Here’s the scenario… You’ve budgeted for your marketing campaign, you found the perfect design firm to bring your business to life in a professional and creative way and now the design process is about to begin.

Excited about how your new marketing materials will look, you take it upon yourself to dabble on a few ideas over the weekend while your design company is off doing what they do best. You know being creative isn’t your area of expertise but you woke up with a spark of genius one day and wanted to get it onto paper before the idea was lost. One thing leads to another, and you have a “great” new logo design idea that you hold close to the vest just waiting to see what the design company comes up with on their end.

When the logos are sent, you review them and like many aspects about them but they aren’t quite… “your idea.” You provide feedback to the design team and then present them with your sketch of an idea. “I really think this approach I came up with will work better…”

The design team delicately informs you that your idea has either been done before or it is a very antiquated approach and moreover very busy not to mention is trying to do more than a logo should. You digest this feedback from your design team and then think “hey it’s my logo, my company — I want what I want — my idea is amazing.” There may be a valid point in there somewhere, but in the grand scheme of things, do you really want to be responsible for the very essence of your brand identity — after all, your brand shapes everything that helps to market your business. Will your 1980 something looking logo be a solid representation of how your company is today?

you know what… I brought this brown bag lunch I threw together (as a backup), I think it will sell much better than what I just ordered from your fancy menu…

Look… you hired a professional design company for a reason — to make your company look like a contemporary, sophisticated and polished business.
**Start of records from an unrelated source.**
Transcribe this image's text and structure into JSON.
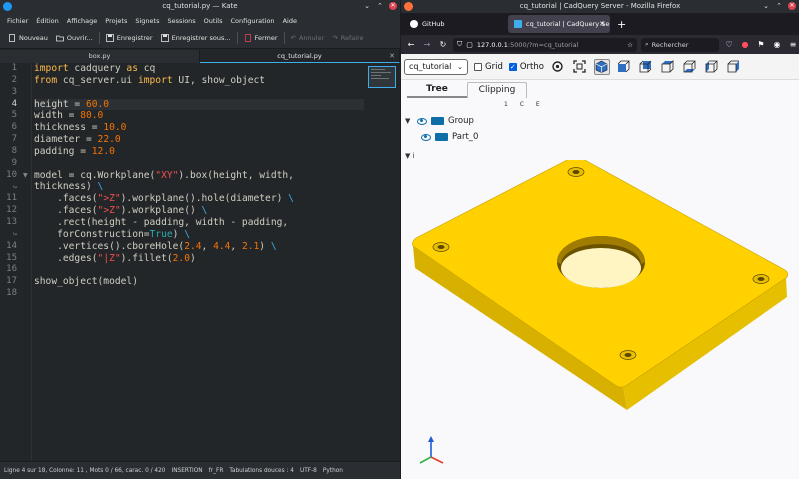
{
  "kate": {
    "title": "cq_tutorial.py — Kate",
    "menu": [
      "Fichier",
      "Édition",
      "Affichage",
      "Projets",
      "Signets",
      "Sessions",
      "Outils",
      "Configuration",
      "Aide"
    ],
    "toolbar": {
      "new": "Nouveau",
      "open": "Ouvrir...",
      "save": "Enregistrer",
      "save_as": "Enregistrer sous...",
      "close": "Fermer",
      "undo": "Annuler",
      "redo": "Refaire"
    },
    "tabs": [
      "box.py",
      "cq_tutorial.py"
    ],
    "line_numbers": [
      "1",
      "2",
      "3",
      "4",
      "5",
      "6",
      "7",
      "8",
      "9",
      "10",
      "",
      "11",
      "12",
      "13",
      "",
      "14",
      "15",
      "16",
      "17",
      "18"
    ],
    "status": {
      "position": "Ligne 4 sur 18, Colonne: 11 , Mots 0 / 66, carac. 0 / 420",
      "mode": "INSERTION",
      "lang": "fr_FR",
      "tabs": "Tabulations douces : 4",
      "encoding": "UTF-8",
      "syntax": "Python"
    }
  },
  "firefox": {
    "title": "cq_tutorial | CadQuery Server - Mozilla Firefox",
    "tabs": [
      "GitHub",
      "cq_tutorial | CadQuery Ser"
    ],
    "url_host": "127.0.0.1",
    "url_rest": ":5000/?m=cq_tutorial",
    "search_placeholder": "Rechercher",
    "cq": {
      "model_select": "cq_tutorial",
      "grid_label": "Grid",
      "ortho_label": "Ortho",
      "tree_tab": "Tree",
      "clipping_tab": "Clipping",
      "header_letters": "1 C E",
      "group_label": "Group",
      "part_label": "Part_0",
      "info_label": "i"
    }
  },
  "colors": {
    "model_yellow": "#ffd100",
    "accent": "#3daee9",
    "tree_blue": "#0d6ea8"
  }
}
Admittedly so, you aren’t the creative type to begin with anyway. Sure, you may not completely understand why “your” design idea isn’t going to work based upon the feedback your design team provided, but that’s ok, you don’t have to —  the takeaway is you should trust the company you hired to do the job in the first place, afterall this is what they do every day all day. You certainly don’t walk into a 5 star restaurant at lunch, order their most popular meal, take a bite and then say… “you know what… I brought this brown bag lunch I threw together (as a backup), I think it will sell much better than what I just ordered from your fancy menu.”

Feedback on designs is completely part of the process and expected, but taking the reigns on the project and disregarding your designers recommendations and steering the project into a misguided direction benefits no one. For instance, if we chose the color blue to use in the design because it had a more approachable and soothing quality to it and you said “no… blue is an angry button pushing color” — we’d have to strongly disagree and back that up with typical color theory findings. The same goes for website, logo design or other print marketing.

Design is always done with purpose, styles change, ways of designing evolve. It’s our job as the design team to help guide you into what will be the best direction for your business from an aesthetic perspective. When you veer a project off course just because it’s “your baby and you really love neon”, that ends up minimizing the visual impact/memorability, ultimately works against your success and frankly being taken seriously as a business.

Bottom line — trust your design team, never be afraid to provide feedback and be open to their professional recommendations. The investment in your image is well worth a much more polished product in the end.